**LISTED RECORDS:**
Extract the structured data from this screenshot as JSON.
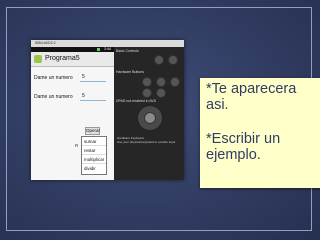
{
  "window": {
    "title": "5554:AVD2.2"
  },
  "app": {
    "title": "Programa5",
    "status_time": "2:44",
    "inputs": [
      {
        "label": "Dame un numero",
        "value": "5"
      },
      {
        "label": "Dame un numero",
        "value": "5"
      }
    ],
    "operar_button": "Operar",
    "partial_letter": "R",
    "menu_items": [
      "sumar",
      "restar",
      "multiplicar",
      "dividir"
    ]
  },
  "emulator": {
    "sections": [
      "Basic Controls",
      "Hardware Buttons",
      "DPAD not enabled in AVD"
    ],
    "keyboard_title": "Hardware Keyboard",
    "keyboard_note": "Use your physical keyboard to provide input"
  },
  "callout": {
    "line1": "*Te aparecera",
    "line2": "asi.",
    "line3": "*Escribir un",
    "line4": "ejemplo."
  },
  "colors": {
    "callout_bg": "#ffffc9",
    "callout_text": "#2f3d66"
  }
}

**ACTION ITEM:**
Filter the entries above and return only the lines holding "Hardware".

**RESPONSE BELOW:**
      "Hardware Buttons",
    "keyboard_title": "Hardware Keyboard",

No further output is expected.